§ **EXERCISE REQUIREMENTS**
Drop the images, then output the listing exactly.

** Opening WORKING DATA block **

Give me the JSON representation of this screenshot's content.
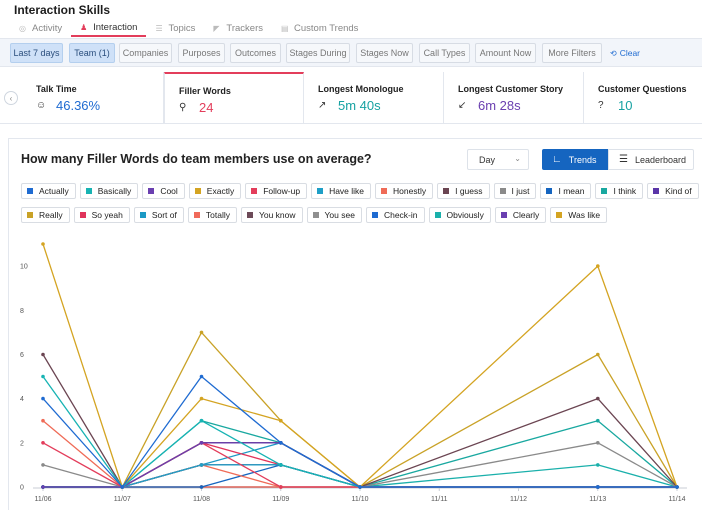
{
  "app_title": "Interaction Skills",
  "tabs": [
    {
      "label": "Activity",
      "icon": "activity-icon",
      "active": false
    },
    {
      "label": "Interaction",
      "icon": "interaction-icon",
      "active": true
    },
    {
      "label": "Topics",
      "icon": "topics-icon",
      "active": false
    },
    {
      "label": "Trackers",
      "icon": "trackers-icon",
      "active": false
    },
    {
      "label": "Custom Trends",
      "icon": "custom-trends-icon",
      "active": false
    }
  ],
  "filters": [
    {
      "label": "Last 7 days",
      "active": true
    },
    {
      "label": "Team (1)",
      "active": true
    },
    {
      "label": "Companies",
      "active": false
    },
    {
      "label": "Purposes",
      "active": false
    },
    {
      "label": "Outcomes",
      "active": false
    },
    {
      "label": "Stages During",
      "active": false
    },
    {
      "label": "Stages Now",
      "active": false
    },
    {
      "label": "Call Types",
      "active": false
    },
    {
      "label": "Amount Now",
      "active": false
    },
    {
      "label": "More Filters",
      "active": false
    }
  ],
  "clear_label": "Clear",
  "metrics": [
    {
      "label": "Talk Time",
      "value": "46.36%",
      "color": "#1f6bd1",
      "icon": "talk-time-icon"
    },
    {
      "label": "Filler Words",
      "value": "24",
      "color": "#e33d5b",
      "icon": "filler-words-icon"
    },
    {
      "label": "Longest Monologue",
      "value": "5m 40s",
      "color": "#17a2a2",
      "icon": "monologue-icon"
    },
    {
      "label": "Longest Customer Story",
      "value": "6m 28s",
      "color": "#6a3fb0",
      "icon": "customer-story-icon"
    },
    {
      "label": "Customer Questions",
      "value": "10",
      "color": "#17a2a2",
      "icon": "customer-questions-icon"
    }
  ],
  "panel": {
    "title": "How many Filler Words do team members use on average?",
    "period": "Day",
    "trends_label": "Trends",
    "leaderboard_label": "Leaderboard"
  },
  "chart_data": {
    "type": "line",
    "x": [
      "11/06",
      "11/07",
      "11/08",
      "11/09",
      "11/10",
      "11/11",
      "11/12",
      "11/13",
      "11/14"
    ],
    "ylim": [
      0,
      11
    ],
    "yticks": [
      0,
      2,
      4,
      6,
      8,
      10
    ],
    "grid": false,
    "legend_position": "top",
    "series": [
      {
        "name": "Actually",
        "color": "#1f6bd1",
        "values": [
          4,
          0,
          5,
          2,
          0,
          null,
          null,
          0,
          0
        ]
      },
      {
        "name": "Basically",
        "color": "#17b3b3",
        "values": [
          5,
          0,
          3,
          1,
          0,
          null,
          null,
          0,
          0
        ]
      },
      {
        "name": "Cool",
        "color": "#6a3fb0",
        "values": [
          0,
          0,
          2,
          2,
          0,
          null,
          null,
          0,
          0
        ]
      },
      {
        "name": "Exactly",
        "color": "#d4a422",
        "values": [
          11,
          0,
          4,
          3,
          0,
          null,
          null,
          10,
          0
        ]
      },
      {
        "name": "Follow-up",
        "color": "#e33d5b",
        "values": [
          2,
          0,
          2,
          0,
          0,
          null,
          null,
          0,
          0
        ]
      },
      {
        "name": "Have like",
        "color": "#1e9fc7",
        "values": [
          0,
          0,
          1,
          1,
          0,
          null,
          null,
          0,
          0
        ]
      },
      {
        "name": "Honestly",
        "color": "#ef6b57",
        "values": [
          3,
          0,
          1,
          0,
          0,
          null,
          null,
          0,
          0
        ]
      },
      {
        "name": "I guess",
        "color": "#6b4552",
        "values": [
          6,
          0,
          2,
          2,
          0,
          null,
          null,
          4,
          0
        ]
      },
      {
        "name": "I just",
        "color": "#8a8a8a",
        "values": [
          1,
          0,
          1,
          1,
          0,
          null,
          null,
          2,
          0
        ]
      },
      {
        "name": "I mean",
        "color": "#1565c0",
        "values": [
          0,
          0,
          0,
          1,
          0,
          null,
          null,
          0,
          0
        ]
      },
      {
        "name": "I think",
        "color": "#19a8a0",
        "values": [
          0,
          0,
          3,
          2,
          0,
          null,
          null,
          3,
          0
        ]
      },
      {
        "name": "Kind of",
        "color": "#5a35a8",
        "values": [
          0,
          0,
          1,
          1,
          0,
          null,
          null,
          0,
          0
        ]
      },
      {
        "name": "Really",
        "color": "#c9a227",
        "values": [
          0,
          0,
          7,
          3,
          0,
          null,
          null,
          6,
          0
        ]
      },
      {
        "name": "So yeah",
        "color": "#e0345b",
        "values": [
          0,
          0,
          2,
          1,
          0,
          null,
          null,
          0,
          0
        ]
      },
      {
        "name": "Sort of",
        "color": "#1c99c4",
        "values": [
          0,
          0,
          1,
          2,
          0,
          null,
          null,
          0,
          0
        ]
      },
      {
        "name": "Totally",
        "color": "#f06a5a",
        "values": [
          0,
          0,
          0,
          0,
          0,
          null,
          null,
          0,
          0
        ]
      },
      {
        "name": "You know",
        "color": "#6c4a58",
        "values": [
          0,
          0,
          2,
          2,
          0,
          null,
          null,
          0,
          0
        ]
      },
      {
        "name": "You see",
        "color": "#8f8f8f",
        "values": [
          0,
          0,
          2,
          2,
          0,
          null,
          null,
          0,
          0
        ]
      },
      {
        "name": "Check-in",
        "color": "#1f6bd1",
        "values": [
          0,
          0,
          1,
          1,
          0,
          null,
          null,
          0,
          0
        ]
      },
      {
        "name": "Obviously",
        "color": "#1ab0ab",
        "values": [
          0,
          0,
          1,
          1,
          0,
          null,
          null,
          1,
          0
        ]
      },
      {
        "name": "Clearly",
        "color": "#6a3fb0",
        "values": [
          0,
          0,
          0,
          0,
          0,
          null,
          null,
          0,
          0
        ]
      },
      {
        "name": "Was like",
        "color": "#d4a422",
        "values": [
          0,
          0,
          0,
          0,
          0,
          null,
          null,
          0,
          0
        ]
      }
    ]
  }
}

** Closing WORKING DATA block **

§ **TASK OUTPUT**
Give me the JSON representation of this screenshot's content.
{
  "app_title": "Interaction Skills",
  "tabs": [
    {
      "label": "Activity",
      "icon": "activity-icon",
      "active": false
    },
    {
      "label": "Interaction",
      "icon": "interaction-icon",
      "active": true
    },
    {
      "label": "Topics",
      "icon": "topics-icon",
      "active": false
    },
    {
      "label": "Trackers",
      "icon": "trackers-icon",
      "active": false
    },
    {
      "label": "Custom Trends",
      "icon": "custom-trends-icon",
      "active": false
    }
  ],
  "filters": [
    {
      "label": "Last 7 days",
      "active": true
    },
    {
      "label": "Team (1)",
      "active": true
    },
    {
      "label": "Companies",
      "active": false
    },
    {
      "label": "Purposes",
      "active": false
    },
    {
      "label": "Outcomes",
      "active": false
    },
    {
      "label": "Stages During",
      "active": false
    },
    {
      "label": "Stages Now",
      "active": false
    },
    {
      "label": "Call Types",
      "active": false
    },
    {
      "label": "Amount Now",
      "active": false
    },
    {
      "label": "More Filters",
      "active": false
    }
  ],
  "clear_label": "Clear",
  "metrics": [
    {
      "label": "Talk Time",
      "value": "46.36%",
      "color": "#1f6bd1",
      "icon": "talk-time-icon"
    },
    {
      "label": "Filler Words",
      "value": "24",
      "color": "#e33d5b",
      "icon": "filler-words-icon"
    },
    {
      "label": "Longest Monologue",
      "value": "5m 40s",
      "color": "#17a2a2",
      "icon": "monologue-icon"
    },
    {
      "label": "Longest Customer Story",
      "value": "6m 28s",
      "color": "#6a3fb0",
      "icon": "customer-story-icon"
    },
    {
      "label": "Customer Questions",
      "value": "10",
      "color": "#17a2a2",
      "icon": "customer-questions-icon"
    }
  ],
  "panel": {
    "title": "How many Filler Words do team members use on average?",
    "period": "Day",
    "trends_label": "Trends",
    "leaderboard_label": "Leaderboard"
  },
  "chart_data": {
    "type": "line",
    "x": [
      "11/06",
      "11/07",
      "11/08",
      "11/09",
      "11/10",
      "11/11",
      "11/12",
      "11/13",
      "11/14"
    ],
    "ylim": [
      0,
      11
    ],
    "yticks": [
      0,
      2,
      4,
      6,
      8,
      10
    ],
    "grid": false,
    "legend_position": "top",
    "series": [
      {
        "name": "Actually",
        "color": "#1f6bd1",
        "values": [
          4,
          0,
          5,
          2,
          0,
          null,
          null,
          0,
          0
        ]
      },
      {
        "name": "Basically",
        "color": "#17b3b3",
        "values": [
          5,
          0,
          3,
          1,
          0,
          null,
          null,
          0,
          0
        ]
      },
      {
        "name": "Cool",
        "color": "#6a3fb0",
        "values": [
          0,
          0,
          2,
          2,
          0,
          null,
          null,
          0,
          0
        ]
      },
      {
        "name": "Exactly",
        "color": "#d4a422",
        "values": [
          11,
          0,
          4,
          3,
          0,
          null,
          null,
          10,
          0
        ]
      },
      {
        "name": "Follow-up",
        "color": "#e33d5b",
        "values": [
          2,
          0,
          2,
          0,
          0,
          null,
          null,
          0,
          0
        ]
      },
      {
        "name": "Have like",
        "color": "#1e9fc7",
        "values": [
          0,
          0,
          1,
          1,
          0,
          null,
          null,
          0,
          0
        ]
      },
      {
        "name": "Honestly",
        "color": "#ef6b57",
        "values": [
          3,
          0,
          1,
          0,
          0,
          null,
          null,
          0,
          0
        ]
      },
      {
        "name": "I guess",
        "color": "#6b4552",
        "values": [
          6,
          0,
          2,
          2,
          0,
          null,
          null,
          4,
          0
        ]
      },
      {
        "name": "I just",
        "color": "#8a8a8a",
        "values": [
          1,
          0,
          1,
          1,
          0,
          null,
          null,
          2,
          0
        ]
      },
      {
        "name": "I mean",
        "color": "#1565c0",
        "values": [
          0,
          0,
          0,
          1,
          0,
          null,
          null,
          0,
          0
        ]
      },
      {
        "name": "I think",
        "color": "#19a8a0",
        "values": [
          0,
          0,
          3,
          2,
          0,
          null,
          null,
          3,
          0
        ]
      },
      {
        "name": "Kind of",
        "color": "#5a35a8",
        "values": [
          0,
          0,
          1,
          1,
          0,
          null,
          null,
          0,
          0
        ]
      },
      {
        "name": "Really",
        "color": "#c9a227",
        "values": [
          0,
          0,
          7,
          3,
          0,
          null,
          null,
          6,
          0
        ]
      },
      {
        "name": "So yeah",
        "color": "#e0345b",
        "values": [
          0,
          0,
          2,
          1,
          0,
          null,
          null,
          0,
          0
        ]
      },
      {
        "name": "Sort of",
        "color": "#1c99c4",
        "values": [
          0,
          0,
          1,
          2,
          0,
          null,
          null,
          0,
          0
        ]
      },
      {
        "name": "Totally",
        "color": "#f06a5a",
        "values": [
          0,
          0,
          0,
          0,
          0,
          null,
          null,
          0,
          0
        ]
      },
      {
        "name": "You know",
        "color": "#6c4a58",
        "values": [
          0,
          0,
          2,
          2,
          0,
          null,
          null,
          0,
          0
        ]
      },
      {
        "name": "You see",
        "color": "#8f8f8f",
        "values": [
          0,
          0,
          2,
          2,
          0,
          null,
          null,
          0,
          0
        ]
      },
      {
        "name": "Check-in",
        "color": "#1f6bd1",
        "values": [
          0,
          0,
          1,
          1,
          0,
          null,
          null,
          0,
          0
        ]
      },
      {
        "name": "Obviously",
        "color": "#1ab0ab",
        "values": [
          0,
          0,
          1,
          1,
          0,
          null,
          null,
          1,
          0
        ]
      },
      {
        "name": "Clearly",
        "color": "#6a3fb0",
        "values": [
          0,
          0,
          0,
          0,
          0,
          null,
          null,
          0,
          0
        ]
      },
      {
        "name": "Was like",
        "color": "#d4a422",
        "values": [
          0,
          0,
          0,
          0,
          0,
          null,
          null,
          0,
          0
        ]
      }
    ]
  }
}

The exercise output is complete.